*** Records supplied
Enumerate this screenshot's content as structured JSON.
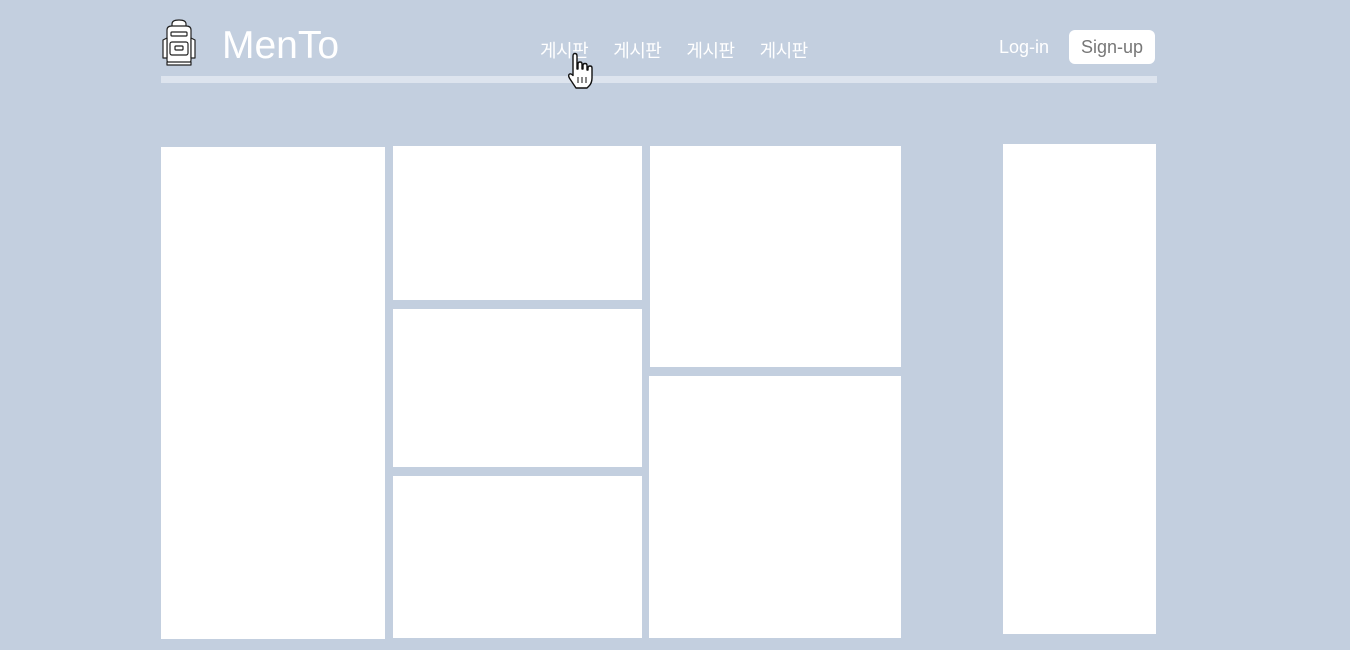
{
  "header": {
    "logo_icon": "backpack-icon",
    "brand": "MenTo",
    "nav": [
      {
        "label": "게시판"
      },
      {
        "label": "게시판"
      },
      {
        "label": "게시판"
      },
      {
        "label": "게시판"
      }
    ],
    "login_label": "Log-in",
    "signup_label": "Sign-up"
  },
  "colors": {
    "background": "#c3cfdf",
    "card": "#ffffff",
    "divider": "#dde4ee",
    "header_text": "#ffffff",
    "signup_text": "#777777"
  },
  "cursor_icon": "hand-pointer-icon"
}
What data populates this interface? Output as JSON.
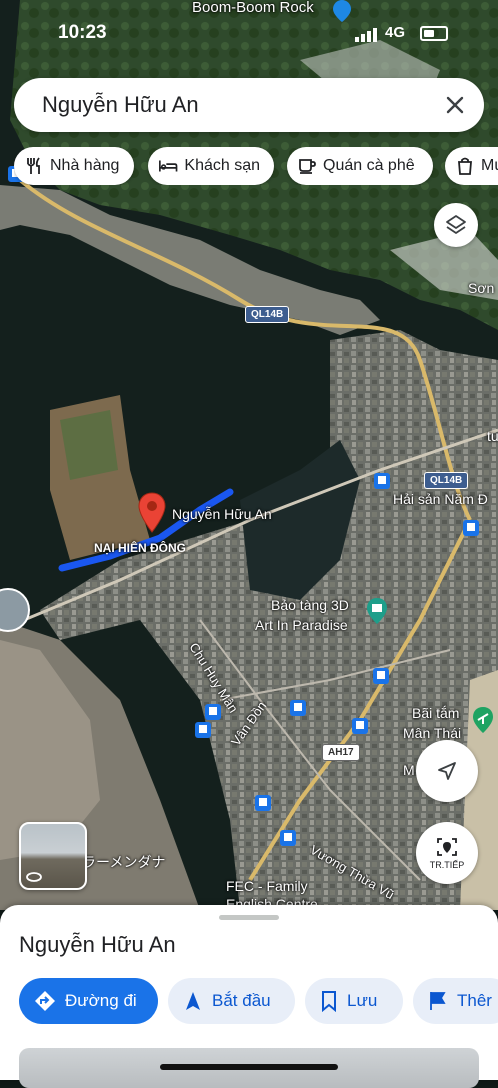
{
  "status": {
    "time": "10:23",
    "network": "4G"
  },
  "search": {
    "query": "Nguyễn Hữu An"
  },
  "chips": [
    {
      "label": "Nhà hàng",
      "icon": "fork-knife-icon"
    },
    {
      "label": "Khách sạn",
      "icon": "bed-icon"
    },
    {
      "label": "Quán cà phê",
      "icon": "coffee-icon"
    },
    {
      "label": "Mu",
      "icon": "shopping-bag-icon"
    }
  ],
  "map": {
    "labels": {
      "top_poi": "Boom-Boom Rock",
      "son": "Sơn",
      "tu": "tu",
      "street_selected": "Nguyễn Hữu An",
      "district": "NẠI HIÊN ĐÔNG",
      "hai_san": "Hải sản Năm Đ",
      "museum_line1": "Bảo tàng 3D",
      "museum_line2": "Art In Paradise",
      "chu_huy_man": "Chu Huy Mân",
      "van_don": "Vân Đồn",
      "bai_tam_line1": "Bãi tắm",
      "bai_tam_line2": "Mân Thái",
      "vuong_thua_vu": "Vương Thừa Vũ",
      "ramen": "ラーメンダナ",
      "fec_line1": "FEC - Family",
      "fec_line2": "English Centre",
      "m_letter": "M"
    },
    "shields": {
      "ql14b_a": "QL14B",
      "ql14b_b": "QL14B",
      "ah17": "AH17"
    },
    "next_label": "TR.TIẾP"
  },
  "sheet": {
    "title": "Nguyễn Hữu An",
    "buttons": {
      "directions": "Đường đi",
      "start": "Bắt đầu",
      "save": "Lưu",
      "add": "Thêr"
    }
  }
}
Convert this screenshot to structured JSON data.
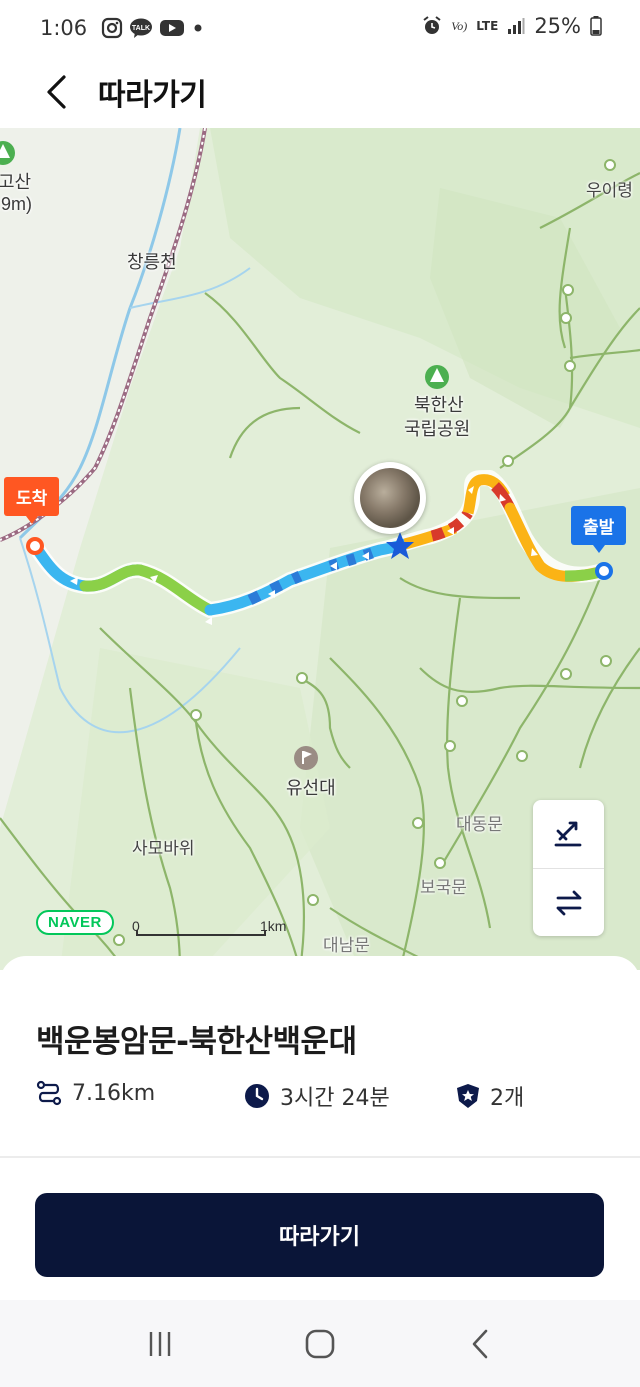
{
  "status_bar": {
    "time": "1:06",
    "left_icons": [
      "instagram-icon",
      "kakaotalk-icon",
      "youtube-icon",
      "dot-icon"
    ],
    "talk_label": "TALK",
    "right_icons": [
      "alarm-icon",
      "volte-icon",
      "lte-icon",
      "signal-icon",
      "battery-icon"
    ],
    "volte_label": "Vo)",
    "lte_label": "LTE",
    "battery": "25%"
  },
  "header": {
    "back_icon": "back-arrow-icon",
    "title": "따라가기"
  },
  "map": {
    "labels": {
      "peak_left": "고산",
      "peak_left_elev": ".9m)",
      "stream": "창릉천",
      "uiryeong": "우이령",
      "park_line1": "북한산",
      "park_line2": "국립공원",
      "yuseondae": "유선대",
      "samobawi": "사모바위",
      "daedongmun": "대동문",
      "bogukmun": "보국문",
      "daenammun": "대남문"
    },
    "arrival_flag": "도착",
    "departure_flag": "출발",
    "naver_logo": "NAVER",
    "scale_zero": "0",
    "scale_km": "1km",
    "controls": [
      "trail-toggle-icon",
      "reverse-route-icon"
    ],
    "colors": {
      "route_fast": "#fbb315",
      "route_slow": "#d83a2b",
      "route_mid": "#8bd048",
      "route_blue": "#3bb6f0",
      "arrival": "#ff5722",
      "departure": "#1a73e8"
    }
  },
  "course": {
    "title": "백운봉암문-북한산백운대",
    "distance_icon": "route-icon",
    "distance": "7.16km",
    "duration_icon": "clock-icon",
    "duration": "3시간 24분",
    "badge_icon": "shield-star-icon",
    "badge_count": "2개"
  },
  "follow_button": "따라가기",
  "nav_bar": [
    "recent-apps-icon",
    "home-icon",
    "back-icon"
  ]
}
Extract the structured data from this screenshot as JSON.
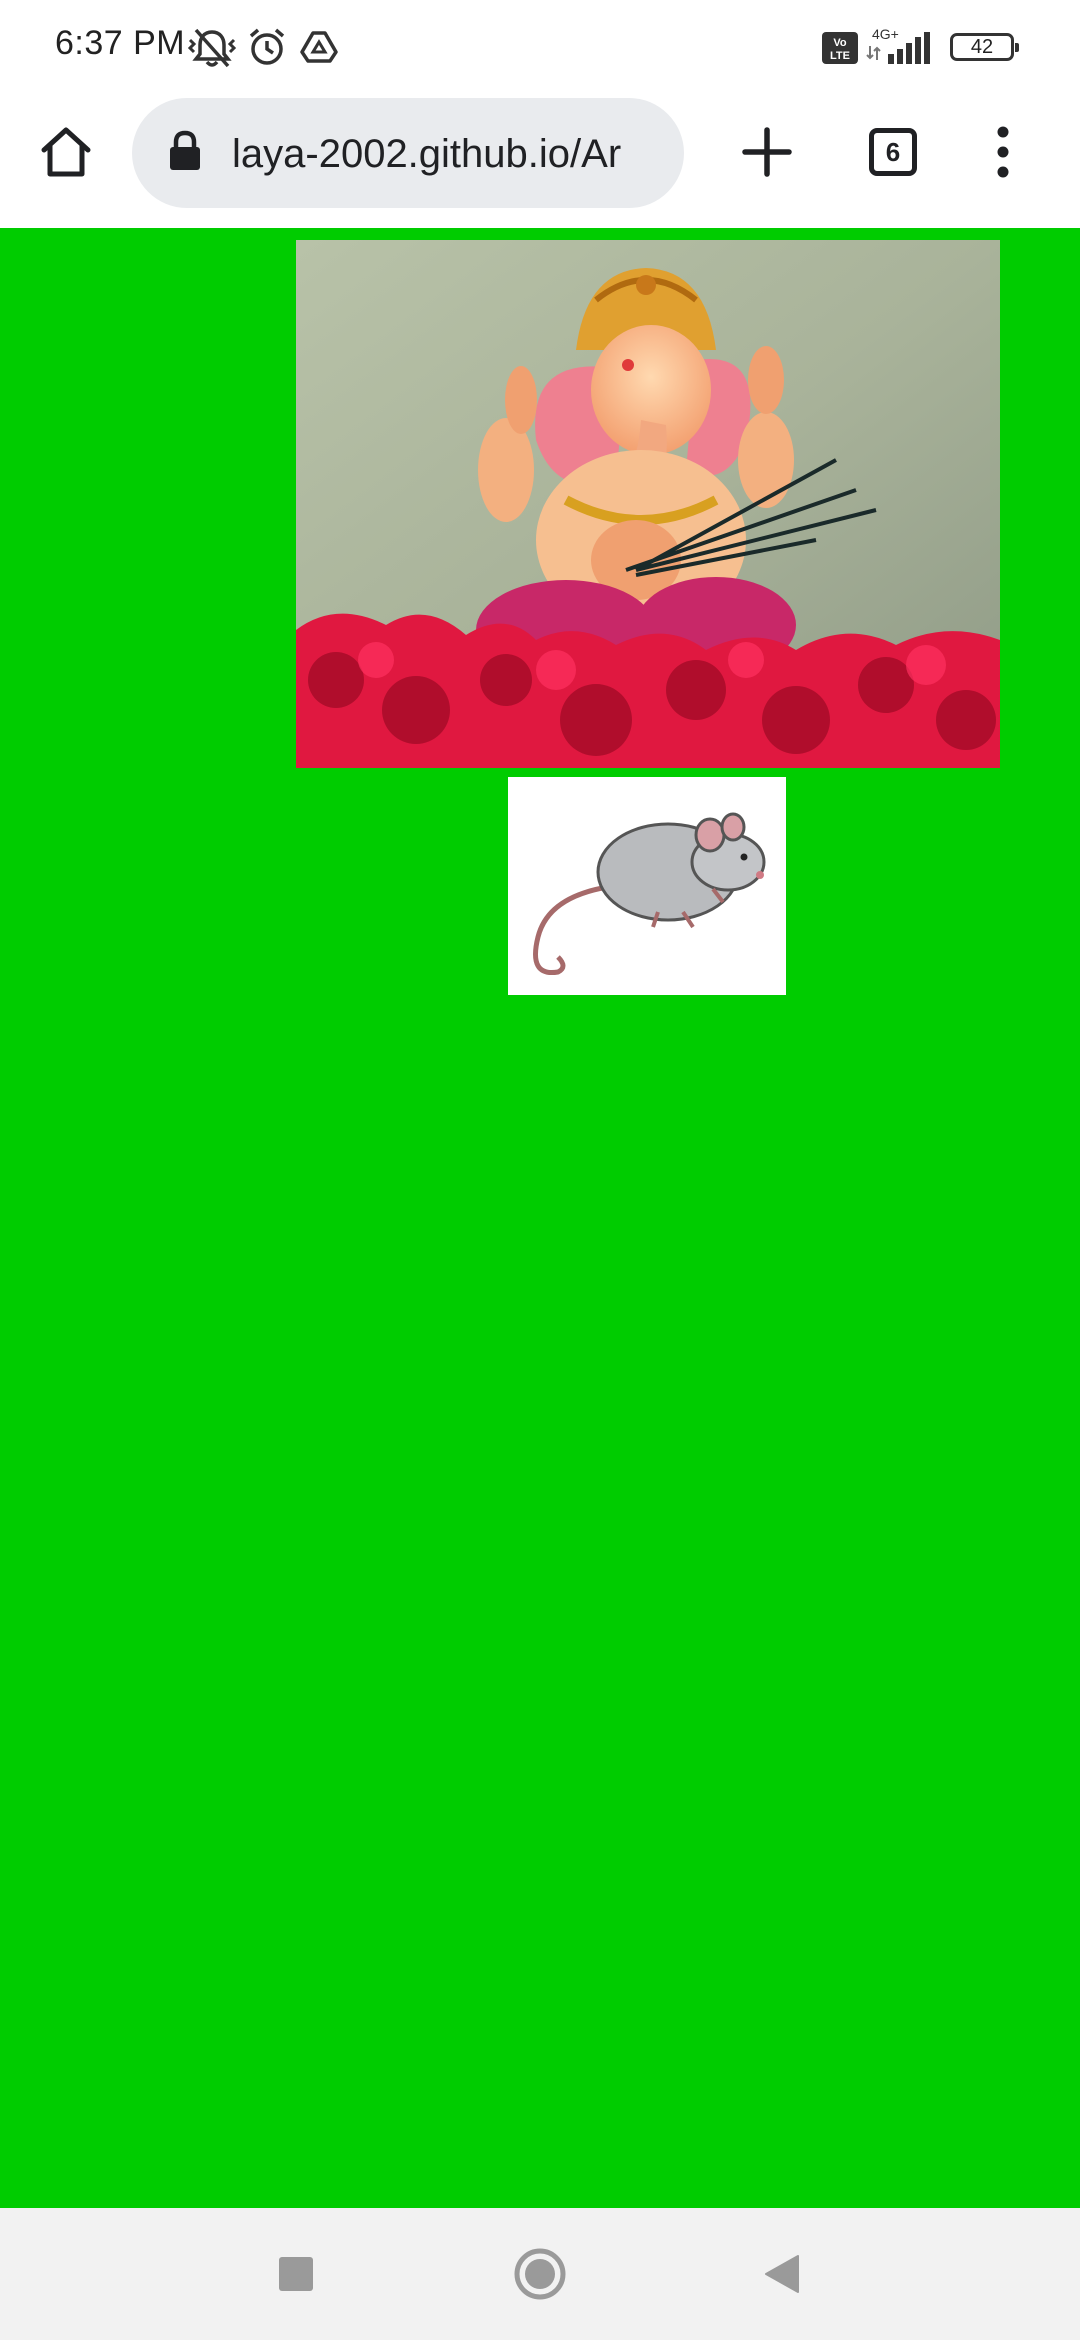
{
  "status_bar": {
    "time": "6:37 PM",
    "network": "4G+",
    "volte": "Vo LTE",
    "battery_level": "42",
    "icons": [
      "mute-vibrate-icon",
      "alarm-icon",
      "drive-icon",
      "volte-icon",
      "signal-icon",
      "battery-icon"
    ]
  },
  "browser": {
    "url": "laya-2002.github.io/Ar",
    "tab_count": "6",
    "icons": [
      "home-icon",
      "lock-icon",
      "new-tab-icon",
      "tab-switcher-icon",
      "menu-icon"
    ]
  },
  "page": {
    "background_color": "#00cc00",
    "images": [
      "ganesha-idol-image",
      "mouse-image"
    ]
  },
  "nav_bar": {
    "icons": [
      "recents-icon",
      "home-nav-icon",
      "back-icon"
    ]
  }
}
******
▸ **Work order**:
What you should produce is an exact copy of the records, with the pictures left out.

▸ **Written response**:
Enumerate this screenshot's content as structured JSON.
{
  "header": {
    "logo_icon": "backpack-icon",
    "brand": "MenTo",
    "nav": [
      {
        "label": "게시판"
      },
      {
        "label": "게시판"
      },
      {
        "label": "게시판"
      },
      {
        "label": "게시판"
      }
    ],
    "login_label": "Log-in",
    "signup_label": "Sign-up"
  },
  "colors": {
    "background": "#c3cfdf",
    "card": "#ffffff",
    "divider": "#dde4ee",
    "header_text": "#ffffff",
    "signup_text": "#777777"
  },
  "cursor_icon": "hand-pointer-icon"
}
What data populates this interface? Output as JSON.
{
  "status": {
    "time": "10:23",
    "network": "4G"
  },
  "search": {
    "query": "Nguyễn Hữu An"
  },
  "chips": [
    {
      "label": "Nhà hàng",
      "icon": "fork-knife-icon"
    },
    {
      "label": "Khách sạn",
      "icon": "bed-icon"
    },
    {
      "label": "Quán cà phê",
      "icon": "coffee-icon"
    },
    {
      "label": "Mu",
      "icon": "shopping-bag-icon"
    }
  ],
  "map": {
    "labels": {
      "top_poi": "Boom-Boom Rock",
      "son": "Sơn",
      "tu": "tu",
      "street_selected": "Nguyễn Hữu An",
      "district": "NẠI HIÊN ĐÔNG",
      "hai_san": "Hải sản Năm Đ",
      "museum_line1": "Bảo tàng 3D",
      "museum_line2": "Art In Paradise",
      "chu_huy_man": "Chu Huy Mân",
      "van_don": "Vân Đồn",
      "bai_tam_line1": "Bãi tắm",
      "bai_tam_line2": "Mân Thái",
      "vuong_thua_vu": "Vương Thừa Vũ",
      "ramen": "ラーメンダナ",
      "fec_line1": "FEC - Family",
      "fec_line2": "English Centre",
      "m_letter": "M"
    },
    "shields": {
      "ql14b_a": "QL14B",
      "ql14b_b": "QL14B",
      "ah17": "AH17"
    },
    "next_label": "TR.TIẾP"
  },
  "sheet": {
    "title": "Nguyễn Hữu An",
    "buttons": {
      "directions": "Đường đi",
      "start": "Bắt đầu",
      "save": "Lưu",
      "add": "Thêr"
    }
  }
}
Convert this screenshot to structured JSON data.
{
  "status_bar": {
    "time": "1:06",
    "left_icons": [
      "instagram-icon",
      "kakaotalk-icon",
      "youtube-icon",
      "dot-icon"
    ],
    "talk_label": "TALK",
    "right_icons": [
      "alarm-icon",
      "volte-icon",
      "lte-icon",
      "signal-icon",
      "battery-icon"
    ],
    "volte_label": "Vo)",
    "lte_label": "LTE",
    "battery": "25%"
  },
  "header": {
    "back_icon": "back-arrow-icon",
    "title": "따라가기"
  },
  "map": {
    "labels": {
      "peak_left": "고산",
      "peak_left_elev": ".9m)",
      "stream": "창릉천",
      "uiryeong": "우이령",
      "park_line1": "북한산",
      "park_line2": "국립공원",
      "yuseondae": "유선대",
      "samobawi": "사모바위",
      "daedongmun": "대동문",
      "bogukmun": "보국문",
      "daenammun": "대남문"
    },
    "arrival_flag": "도착",
    "departure_flag": "출발",
    "naver_logo": "NAVER",
    "scale_zero": "0",
    "scale_km": "1km",
    "controls": [
      "trail-toggle-icon",
      "reverse-route-icon"
    ],
    "colors": {
      "route_fast": "#fbb315",
      "route_slow": "#d83a2b",
      "route_mid": "#8bd048",
      "route_blue": "#3bb6f0",
      "arrival": "#ff5722",
      "departure": "#1a73e8"
    }
  },
  "course": {
    "title": "백운봉암문-북한산백운대",
    "distance_icon": "route-icon",
    "distance": "7.16km",
    "duration_icon": "clock-icon",
    "duration": "3시간 24분",
    "badge_icon": "shield-star-icon",
    "badge_count": "2개"
  },
  "follow_button": "따라가기",
  "nav_bar": [
    "recent-apps-icon",
    "home-icon",
    "back-icon"
  ]
}
Extract the structured data from this screenshot as JSON.
{
  "status_bar": {
    "time": "6:37 PM",
    "network": "4G+",
    "volte": "Vo LTE",
    "battery_level": "42",
    "icons": [
      "mute-vibrate-icon",
      "alarm-icon",
      "drive-icon",
      "volte-icon",
      "signal-icon",
      "battery-icon"
    ]
  },
  "browser": {
    "url": "laya-2002.github.io/Ar",
    "tab_count": "6",
    "icons": [
      "home-icon",
      "lock-icon",
      "new-tab-icon",
      "tab-switcher-icon",
      "menu-icon"
    ]
  },
  "page": {
    "background_color": "#00cc00",
    "images": [
      "ganesha-idol-image",
      "mouse-image"
    ]
  },
  "nav_bar": {
    "icons": [
      "recents-icon",
      "home-nav-icon",
      "back-icon"
    ]
  }
}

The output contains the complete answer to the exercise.